What the task requires: Using the material below, copy every line where "data" appears.

━━ Provided entries

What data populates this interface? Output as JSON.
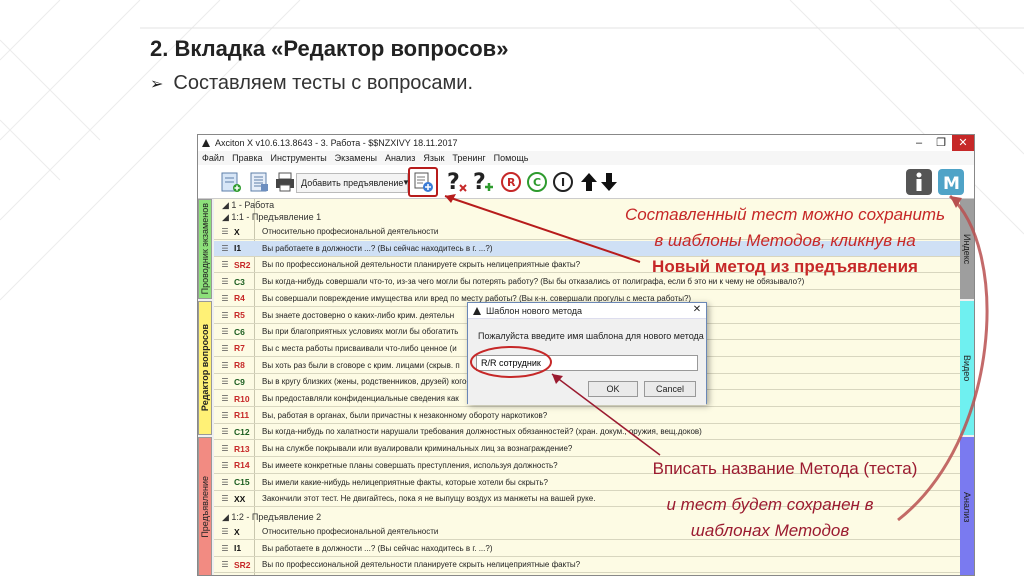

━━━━
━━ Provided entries

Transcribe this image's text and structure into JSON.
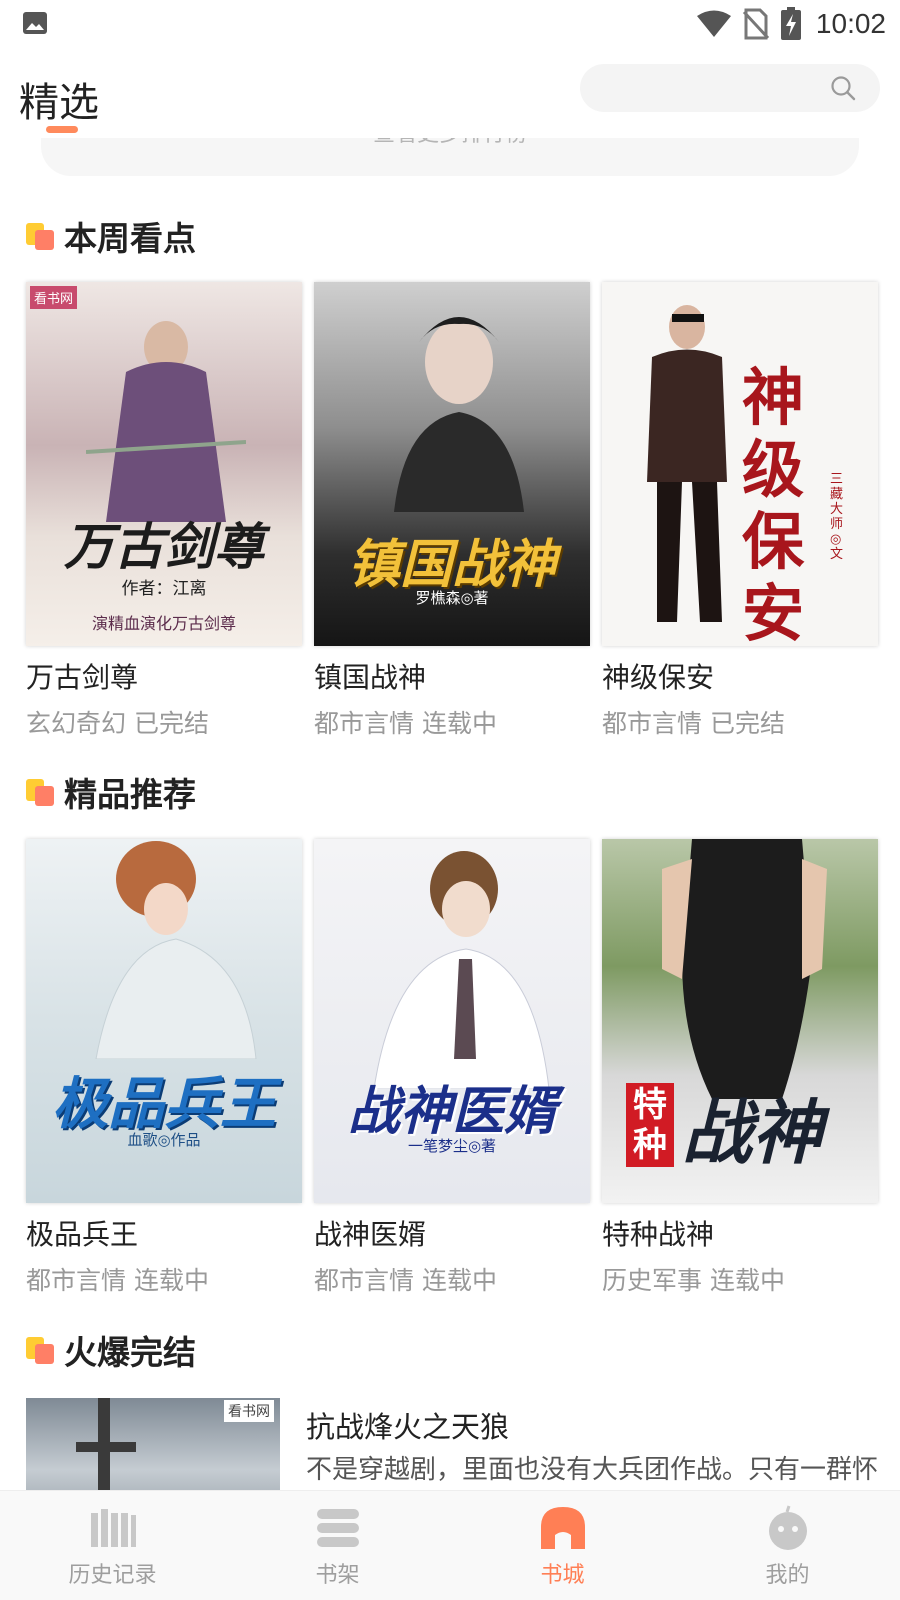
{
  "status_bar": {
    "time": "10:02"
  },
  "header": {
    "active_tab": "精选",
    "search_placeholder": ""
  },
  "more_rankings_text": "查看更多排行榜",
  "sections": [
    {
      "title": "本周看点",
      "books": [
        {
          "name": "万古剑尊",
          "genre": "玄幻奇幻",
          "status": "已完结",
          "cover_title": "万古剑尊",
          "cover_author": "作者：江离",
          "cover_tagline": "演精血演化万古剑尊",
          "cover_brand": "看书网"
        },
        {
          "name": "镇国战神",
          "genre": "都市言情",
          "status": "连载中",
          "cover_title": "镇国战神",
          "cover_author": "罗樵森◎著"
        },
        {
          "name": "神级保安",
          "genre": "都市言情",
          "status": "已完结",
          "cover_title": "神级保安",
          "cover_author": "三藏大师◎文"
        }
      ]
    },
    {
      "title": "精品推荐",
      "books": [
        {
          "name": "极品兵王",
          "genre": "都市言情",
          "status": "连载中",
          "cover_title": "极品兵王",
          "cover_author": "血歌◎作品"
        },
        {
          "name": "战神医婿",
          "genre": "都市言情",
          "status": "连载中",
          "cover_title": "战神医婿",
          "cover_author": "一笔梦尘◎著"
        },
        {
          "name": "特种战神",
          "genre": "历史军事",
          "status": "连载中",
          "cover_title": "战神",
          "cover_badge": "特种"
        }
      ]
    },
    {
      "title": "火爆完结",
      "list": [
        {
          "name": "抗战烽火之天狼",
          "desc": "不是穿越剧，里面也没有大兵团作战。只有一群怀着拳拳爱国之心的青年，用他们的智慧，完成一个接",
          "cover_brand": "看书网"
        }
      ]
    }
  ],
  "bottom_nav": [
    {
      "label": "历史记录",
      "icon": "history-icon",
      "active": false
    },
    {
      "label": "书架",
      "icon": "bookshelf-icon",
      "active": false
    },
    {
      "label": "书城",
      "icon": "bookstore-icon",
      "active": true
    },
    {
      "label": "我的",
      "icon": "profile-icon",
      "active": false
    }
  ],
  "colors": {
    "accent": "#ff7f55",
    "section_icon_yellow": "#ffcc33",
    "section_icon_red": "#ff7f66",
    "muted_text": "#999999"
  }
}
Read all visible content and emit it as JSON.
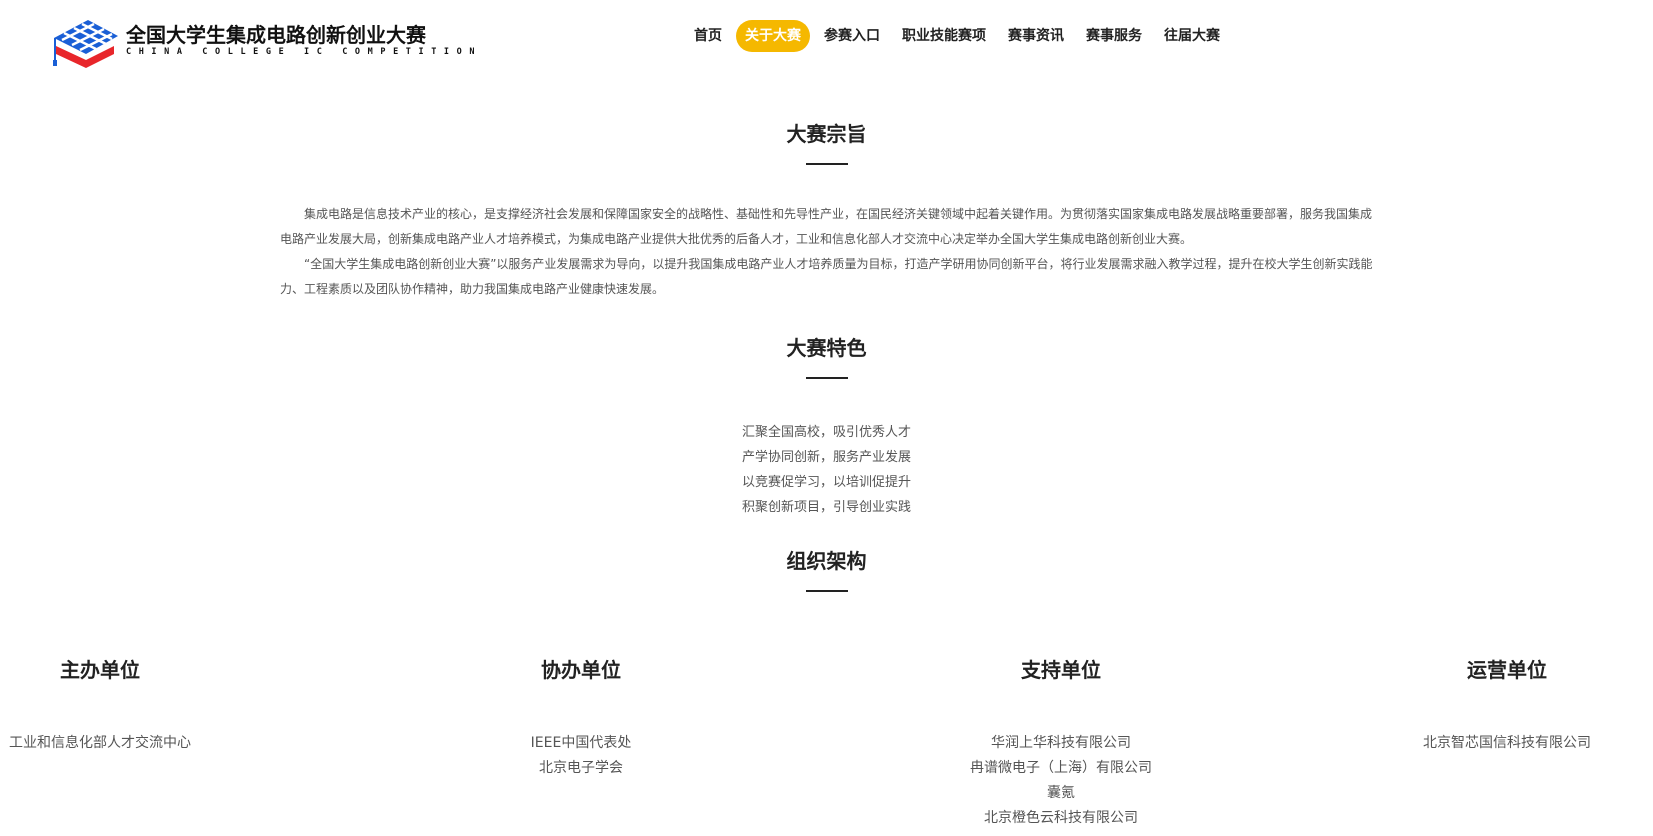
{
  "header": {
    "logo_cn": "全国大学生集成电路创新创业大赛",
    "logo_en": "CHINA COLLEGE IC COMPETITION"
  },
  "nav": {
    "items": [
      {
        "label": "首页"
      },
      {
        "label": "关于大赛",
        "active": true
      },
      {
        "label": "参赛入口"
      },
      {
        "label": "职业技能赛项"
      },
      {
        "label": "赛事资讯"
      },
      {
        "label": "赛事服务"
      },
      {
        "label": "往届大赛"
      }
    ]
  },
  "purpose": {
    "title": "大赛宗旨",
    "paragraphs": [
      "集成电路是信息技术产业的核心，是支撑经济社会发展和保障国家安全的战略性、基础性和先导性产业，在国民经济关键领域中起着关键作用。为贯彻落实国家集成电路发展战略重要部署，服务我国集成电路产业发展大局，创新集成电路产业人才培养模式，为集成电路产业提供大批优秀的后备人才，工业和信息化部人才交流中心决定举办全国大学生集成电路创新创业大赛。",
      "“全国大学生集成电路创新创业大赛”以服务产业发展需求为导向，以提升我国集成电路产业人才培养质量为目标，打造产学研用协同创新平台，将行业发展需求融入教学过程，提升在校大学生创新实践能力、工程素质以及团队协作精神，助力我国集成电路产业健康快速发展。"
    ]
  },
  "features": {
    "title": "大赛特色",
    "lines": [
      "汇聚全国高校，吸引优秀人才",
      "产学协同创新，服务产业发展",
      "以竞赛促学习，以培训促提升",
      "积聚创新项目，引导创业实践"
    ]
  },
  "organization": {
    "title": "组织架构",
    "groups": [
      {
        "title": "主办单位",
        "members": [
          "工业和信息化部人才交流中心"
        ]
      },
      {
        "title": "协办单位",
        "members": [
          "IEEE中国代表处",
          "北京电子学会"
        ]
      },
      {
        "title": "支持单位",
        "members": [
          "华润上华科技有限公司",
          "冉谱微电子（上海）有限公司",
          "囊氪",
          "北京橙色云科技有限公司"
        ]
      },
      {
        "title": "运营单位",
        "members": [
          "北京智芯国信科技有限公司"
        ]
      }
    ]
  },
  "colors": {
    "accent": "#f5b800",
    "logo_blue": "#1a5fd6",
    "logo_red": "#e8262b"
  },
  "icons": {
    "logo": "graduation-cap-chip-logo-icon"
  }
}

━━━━
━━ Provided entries

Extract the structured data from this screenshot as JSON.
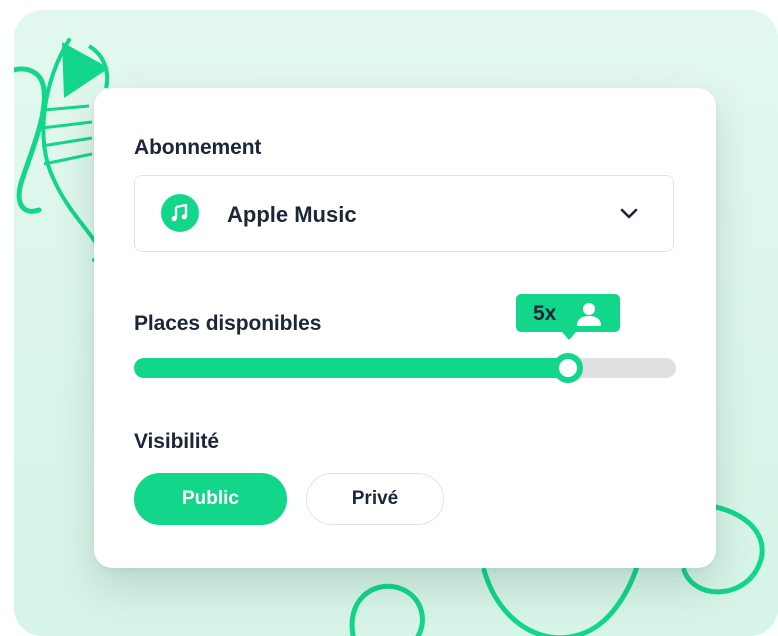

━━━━

Worked solution:
What data populates this interface? Output as JSON.
Extract the structured data from this screenshot as JSON.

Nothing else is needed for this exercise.